Clinical trial tests oral cancer drug to combat respiratory symptoms of COVID-19
Researchers at The Ohio State University Comprehensive Cancer Center—Arthur G. James Cancer Hospital and Richard J. Solove Research Institute (OSUCCC—James) and The Ohio State University Wexner Medical Center are conducting a new clinical trial to determine if an oral cancer drug called ibrutinib can also help patients with cancer or other immunocompromised conditions recover from COVID-19.
For this phase II clinical trial, physicians at the OSUCCC—James will enroll up to 78 patients with cancer or a precancerous condition who have been hospitalized as a result of a COVID-19 infection. Patients will be randomized to receive either 14 days of standard treatment plus the study drug ibrutinib, or standard treatment alone.
Ibrutinib is an oral therapy in a class of drugs known as Bruton's tyrosine kinase (BTK) inhibitors. These drugs work by blocking specific chemical reactions in the body involved in cellular processes. Use of this drug is considered experimental for this study; however, ibrutinib is approved by the U.S. Food and Drug Administration for the treatment of certain cancers, including mantle cell lymphoma, chronic lymphocytic leukemia/small lymphocytic lymphoma and others.
Jennifer Woyach, MD, an OSUCCC—James hematologist and co-principal investigator of the study, says preliminary data suggests ibrutinib has the potential to reduce rates of respiratory failure and death in COVID-19-infected patients.
"Ibrutinib targets and blocks a specific kinase related to lung inflammation, so we believe it could have real potential to help decrease this inflammation by shutting down the inappropriate cytokine release we see in COVID-19—a sort of overreaction from the immune system that can cause many problems, including life-threatening respiratory challenges," explains Woyach.
Patients will be monitored throughout study treatment with bloodwork to measure inflammatory markers, immune response and other bodily functions.

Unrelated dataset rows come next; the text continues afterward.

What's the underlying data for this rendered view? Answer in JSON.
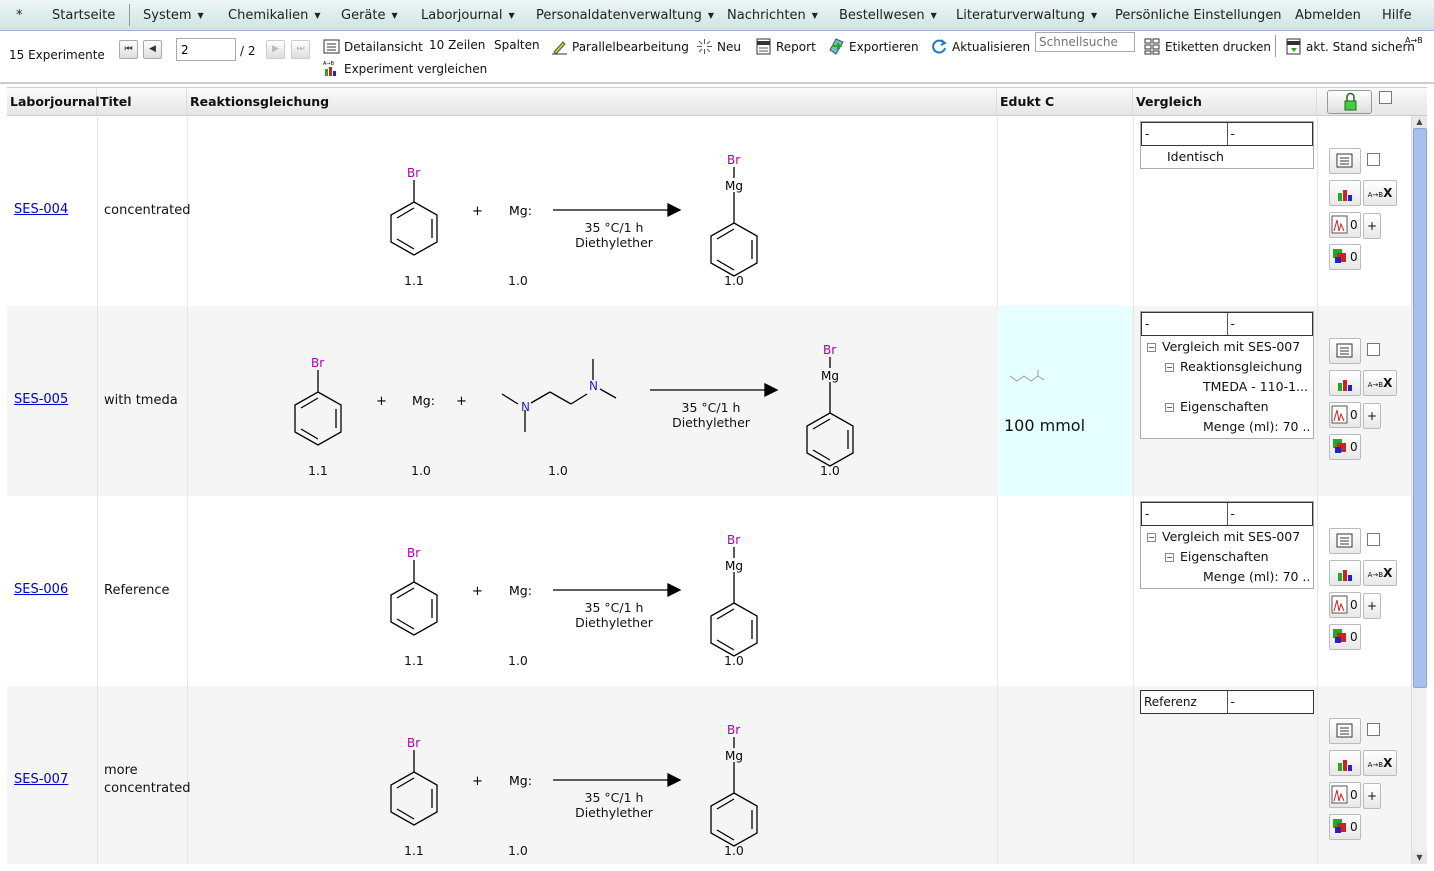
{
  "menu": {
    "star": "*",
    "items": [
      "Startseite",
      "System",
      "Chemikalien",
      "Geräte",
      "Laborjournal",
      "Personaldatenverwaltung",
      "Nachrichten",
      "Bestellwesen",
      "Literaturverwaltung",
      "Persönliche Einstellungen",
      "Abmelden",
      "Hilfe"
    ]
  },
  "toolbar": {
    "count": "15 Experimente",
    "page_value": "2",
    "page_total": "/ 2",
    "detail": "Detailansicht",
    "rows": "10 Zeilen",
    "columns": "Spalten",
    "parallel": "Parallelbearbeitung",
    "new": "Neu",
    "report": "Report",
    "export": "Exportieren",
    "refresh": "Aktualisieren",
    "search_placeholder": "Schnellsuche",
    "labels": "Etiketten drucken",
    "save": "akt. Stand sichern",
    "compare": "Experiment vergleichen"
  },
  "columns": {
    "journal": "Laborjournal",
    "title": "Titel",
    "reaction": "Reaktionsgleichung",
    "edukt": "Edukt C",
    "compare": "Vergleich"
  },
  "reaction_text": {
    "br": "Br",
    "mg": "Mg",
    "mg_reagent": "Mg:",
    "plus": "+",
    "n": "N",
    "temp": "35 °C/1 h",
    "solvent": "Diethylether"
  },
  "rows": [
    {
      "id": "SES-004",
      "title": "concentrated",
      "coef": [
        "1.1",
        "1.0",
        "1.0"
      ],
      "edukt": "",
      "cmp_head": [
        "-",
        "-"
      ],
      "tree": [
        "Identisch"
      ]
    },
    {
      "id": "SES-005",
      "title": "with tmeda",
      "coef": [
        "1.1",
        "1.0",
        "1.0",
        "1.0"
      ],
      "edukt": "100 mmol",
      "cmp_head": [
        "-",
        "-"
      ],
      "tree": [
        "Vergleich mit SES-007",
        "Reaktionsgleichung",
        "TMEDA - 110-1...",
        "Eigenschaften",
        "Menge (ml): 70 ..."
      ]
    },
    {
      "id": "SES-006",
      "title": "Reference",
      "coef": [
        "1.1",
        "1.0",
        "1.0"
      ],
      "edukt": "",
      "cmp_head": [
        "-",
        "-"
      ],
      "tree": [
        "Vergleich mit SES-007",
        "Eigenschaften",
        "Menge (ml): 70 ..."
      ]
    },
    {
      "id": "SES-007",
      "title": "more concentrated",
      "coef": [
        "1.1",
        "1.0",
        "1.0"
      ],
      "edukt": "",
      "cmp_head": [
        "Referenz",
        "-"
      ],
      "tree": []
    }
  ],
  "action_counts": {
    "spectra": "0",
    "chem": "0"
  },
  "icons": {
    "ab": "A→B",
    "x": "X",
    "plus": "+"
  }
}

"Individuals with cancer or certain precancerous conditions can have lower immunity to diseases and infection, due to treatment or the nature of the disease. It is critically important that we perform clinical trials to try to improve COVID-19 care in these patients, because a COVID-19 infection can be even more dangerous for those who are immunocompromised," says Zeinab El Boghdadly, MBBCh, Infectious Disease physician at the Ohio State University Wexner Medical Center and co-principal Investigator for the trial.